:: Entries supplied

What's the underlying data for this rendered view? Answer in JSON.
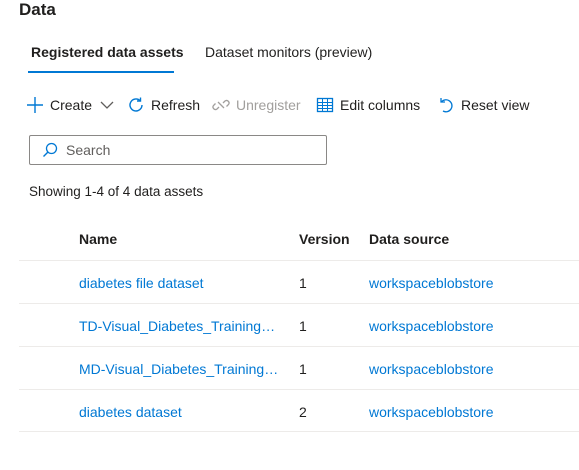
{
  "page": {
    "title": "Data"
  },
  "tabs": [
    {
      "label": "Registered data assets",
      "active": true
    },
    {
      "label": "Dataset monitors (preview)",
      "active": false
    }
  ],
  "toolbar": {
    "create": {
      "label": "Create",
      "icon": "plus-icon"
    },
    "refresh": {
      "label": "Refresh",
      "icon": "refresh-icon"
    },
    "unregister": {
      "label": "Unregister",
      "icon": "unlink-icon",
      "disabled": true
    },
    "edit_columns": {
      "label": "Edit columns",
      "icon": "table-columns-icon"
    },
    "reset_view": {
      "label": "Reset view",
      "icon": "undo-icon"
    }
  },
  "search": {
    "placeholder": "Search",
    "value": ""
  },
  "summary": {
    "text": "Showing 1-4 of 4 data assets"
  },
  "table": {
    "columns": [
      "Name",
      "Version",
      "Data source"
    ],
    "rows": [
      {
        "name": "diabetes file dataset",
        "version": "1",
        "source": "workspaceblobstore"
      },
      {
        "name": "TD-Visual_Diabetes_Training-N...",
        "version": "1",
        "source": "workspaceblobstore"
      },
      {
        "name": "MD-Visual_Diabetes_Training-Tr...",
        "version": "1",
        "source": "workspaceblobstore"
      },
      {
        "name": "diabetes dataset",
        "version": "2",
        "source": "workspaceblobstore"
      }
    ]
  },
  "colors": {
    "accent": "#0078d4",
    "text": "#201f1e",
    "disabled": "#a19f9d",
    "divider": "#edebe9"
  }
}
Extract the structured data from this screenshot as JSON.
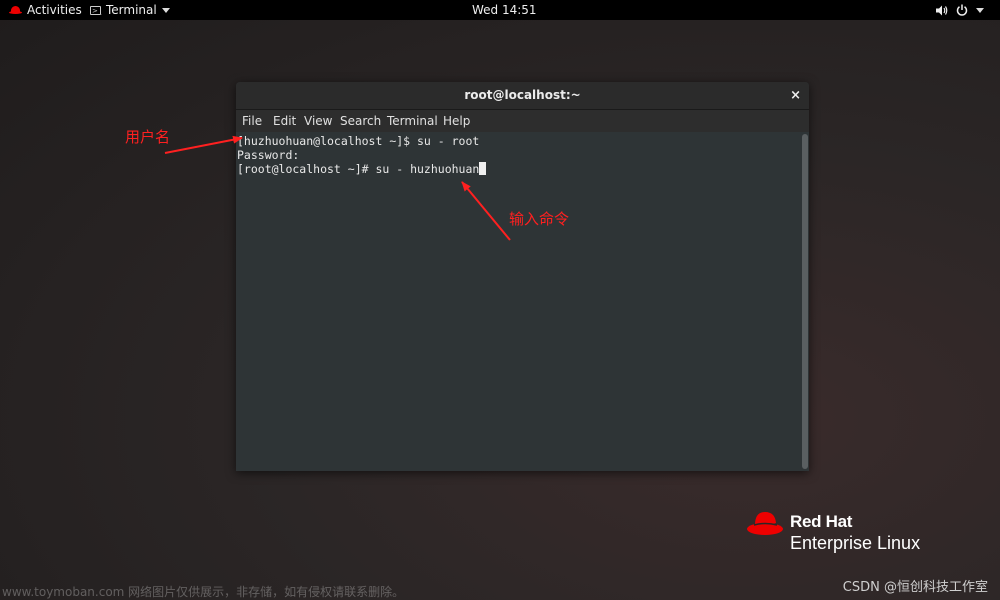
{
  "topbar": {
    "activities": "Activities",
    "app_menu": "Terminal",
    "clock": "Wed 14:51"
  },
  "window": {
    "title": "root@localhost:~",
    "close": "×",
    "menu": [
      "File",
      "Edit",
      "View",
      "Search",
      "Terminal",
      "Help"
    ]
  },
  "terminal": {
    "lines": [
      "[huzhuohuan@localhost ~]$ su - root",
      "Password:",
      "[root@localhost ~]# su - huzhuohuan"
    ]
  },
  "annotations": {
    "username": "用户名",
    "command": "输入命令"
  },
  "brand": {
    "name": "Red Hat",
    "product": "Enterprise Linux"
  },
  "watermarks": {
    "left": "www.toymoban.com 网络图片仅供展示，非存储，如有侵权请联系删除。",
    "right": "CSDN @恒创科技工作室"
  },
  "colors": {
    "annotation": "#ff2020",
    "topbar": "#000000",
    "terminal_bg": "#2e3436",
    "brand_red": "#ee0000"
  }
}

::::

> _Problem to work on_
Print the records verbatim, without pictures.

> _Your response_
What's the underlying data for this rendered view? Answer in JSON.
{
  "page": {
    "title": "Data"
  },
  "tabs": [
    {
      "label": "Registered data assets",
      "active": true
    },
    {
      "label": "Dataset monitors (preview)",
      "active": false
    }
  ],
  "toolbar": {
    "create": {
      "label": "Create",
      "icon": "plus-icon"
    },
    "refresh": {
      "label": "Refresh",
      "icon": "refresh-icon"
    },
    "unregister": {
      "label": "Unregister",
      "icon": "unlink-icon",
      "disabled": true
    },
    "edit_columns": {
      "label": "Edit columns",
      "icon": "table-columns-icon"
    },
    "reset_view": {
      "label": "Reset view",
      "icon": "undo-icon"
    }
  },
  "search": {
    "placeholder": "Search",
    "value": ""
  },
  "summary": {
    "text": "Showing 1-4 of 4 data assets"
  },
  "table": {
    "columns": [
      "Name",
      "Version",
      "Data source"
    ],
    "rows": [
      {
        "name": "diabetes file dataset",
        "version": "1",
        "source": "workspaceblobstore"
      },
      {
        "name": "TD-Visual_Diabetes_Training-N...",
        "version": "1",
        "source": "workspaceblobstore"
      },
      {
        "name": "MD-Visual_Diabetes_Training-Tr...",
        "version": "1",
        "source": "workspaceblobstore"
      },
      {
        "name": "diabetes dataset",
        "version": "2",
        "source": "workspaceblobstore"
      }
    ]
  },
  "colors": {
    "accent": "#0078d4",
    "text": "#201f1e",
    "disabled": "#a19f9d",
    "divider": "#edebe9"
  }
}
Extract the structured data from this screenshot as JSON.
{
  "topbar": {
    "activities": "Activities",
    "app_menu": "Terminal",
    "clock": "Wed 14:51"
  },
  "window": {
    "title": "root@localhost:~",
    "close": "×",
    "menu": [
      "File",
      "Edit",
      "View",
      "Search",
      "Terminal",
      "Help"
    ]
  },
  "terminal": {
    "lines": [
      "[huzhuohuan@localhost ~]$ su - root",
      "Password:",
      "[root@localhost ~]# su - huzhuohuan"
    ]
  },
  "annotations": {
    "username": "用户名",
    "command": "输入命令"
  },
  "brand": {
    "name": "Red Hat",
    "product": "Enterprise Linux"
  },
  "watermarks": {
    "left": "www.toymoban.com 网络图片仅供展示，非存储，如有侵权请联系删除。",
    "right": "CSDN @恒创科技工作室"
  },
  "colors": {
    "annotation": "#ff2020",
    "topbar": "#000000",
    "terminal_bg": "#2e3436",
    "brand_red": "#ee0000"
  }
}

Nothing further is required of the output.